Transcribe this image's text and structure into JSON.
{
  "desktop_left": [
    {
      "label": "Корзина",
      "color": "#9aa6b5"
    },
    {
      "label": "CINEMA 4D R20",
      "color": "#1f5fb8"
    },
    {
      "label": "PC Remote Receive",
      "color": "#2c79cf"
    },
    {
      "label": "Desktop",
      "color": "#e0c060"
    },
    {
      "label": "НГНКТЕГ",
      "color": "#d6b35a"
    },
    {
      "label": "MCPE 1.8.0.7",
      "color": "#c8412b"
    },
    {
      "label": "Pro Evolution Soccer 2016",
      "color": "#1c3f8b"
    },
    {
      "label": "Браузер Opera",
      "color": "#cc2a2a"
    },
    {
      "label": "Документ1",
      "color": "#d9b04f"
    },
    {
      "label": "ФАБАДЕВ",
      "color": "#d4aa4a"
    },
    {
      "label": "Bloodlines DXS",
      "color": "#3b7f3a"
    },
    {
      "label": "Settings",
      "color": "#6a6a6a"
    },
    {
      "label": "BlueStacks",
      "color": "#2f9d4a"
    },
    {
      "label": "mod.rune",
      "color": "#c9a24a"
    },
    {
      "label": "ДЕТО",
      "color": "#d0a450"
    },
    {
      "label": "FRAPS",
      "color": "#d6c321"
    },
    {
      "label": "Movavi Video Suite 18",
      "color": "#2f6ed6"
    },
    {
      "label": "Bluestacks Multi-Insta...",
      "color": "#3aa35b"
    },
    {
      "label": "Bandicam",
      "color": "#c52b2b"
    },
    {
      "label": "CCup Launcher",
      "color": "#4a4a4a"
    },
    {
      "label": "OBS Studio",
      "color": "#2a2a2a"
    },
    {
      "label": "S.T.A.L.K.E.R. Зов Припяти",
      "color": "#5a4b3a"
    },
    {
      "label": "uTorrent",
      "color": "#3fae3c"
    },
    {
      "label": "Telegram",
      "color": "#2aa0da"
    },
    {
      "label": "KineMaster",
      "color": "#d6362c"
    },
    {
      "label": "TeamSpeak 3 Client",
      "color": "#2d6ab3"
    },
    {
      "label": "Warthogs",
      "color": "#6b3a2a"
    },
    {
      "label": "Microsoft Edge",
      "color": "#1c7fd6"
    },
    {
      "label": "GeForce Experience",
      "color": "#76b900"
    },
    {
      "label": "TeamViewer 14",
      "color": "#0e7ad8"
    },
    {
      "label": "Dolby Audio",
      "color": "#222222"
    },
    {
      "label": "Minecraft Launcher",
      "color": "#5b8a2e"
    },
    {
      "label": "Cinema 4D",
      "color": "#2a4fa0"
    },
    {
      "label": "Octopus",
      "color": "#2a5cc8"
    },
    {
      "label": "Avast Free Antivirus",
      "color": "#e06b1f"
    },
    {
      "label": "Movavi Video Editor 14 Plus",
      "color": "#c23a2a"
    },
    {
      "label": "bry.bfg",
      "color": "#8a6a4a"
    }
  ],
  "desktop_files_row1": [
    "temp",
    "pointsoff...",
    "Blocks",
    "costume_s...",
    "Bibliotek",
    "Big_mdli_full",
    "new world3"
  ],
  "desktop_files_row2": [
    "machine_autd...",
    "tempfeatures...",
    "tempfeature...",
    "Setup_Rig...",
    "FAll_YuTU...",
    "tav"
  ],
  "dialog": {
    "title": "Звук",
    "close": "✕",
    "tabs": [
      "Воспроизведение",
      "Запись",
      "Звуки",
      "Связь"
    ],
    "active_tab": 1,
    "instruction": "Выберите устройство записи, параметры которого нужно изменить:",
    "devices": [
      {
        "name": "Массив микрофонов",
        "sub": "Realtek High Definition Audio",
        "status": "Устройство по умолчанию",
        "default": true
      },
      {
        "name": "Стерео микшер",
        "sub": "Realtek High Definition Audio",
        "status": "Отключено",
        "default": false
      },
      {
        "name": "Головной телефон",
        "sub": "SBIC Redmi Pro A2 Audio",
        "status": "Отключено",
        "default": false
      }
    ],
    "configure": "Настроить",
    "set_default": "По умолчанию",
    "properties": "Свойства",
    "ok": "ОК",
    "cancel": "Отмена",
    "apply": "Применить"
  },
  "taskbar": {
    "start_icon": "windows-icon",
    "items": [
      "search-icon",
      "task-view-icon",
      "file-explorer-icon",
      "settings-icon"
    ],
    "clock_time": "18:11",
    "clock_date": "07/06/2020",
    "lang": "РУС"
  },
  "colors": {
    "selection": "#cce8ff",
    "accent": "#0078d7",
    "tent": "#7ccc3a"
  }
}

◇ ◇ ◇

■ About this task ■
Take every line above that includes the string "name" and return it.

■ Task result ■
        "name": "Массив микрофонов",
        "name": "Стерео микшер",
        "name": "Головной телефон",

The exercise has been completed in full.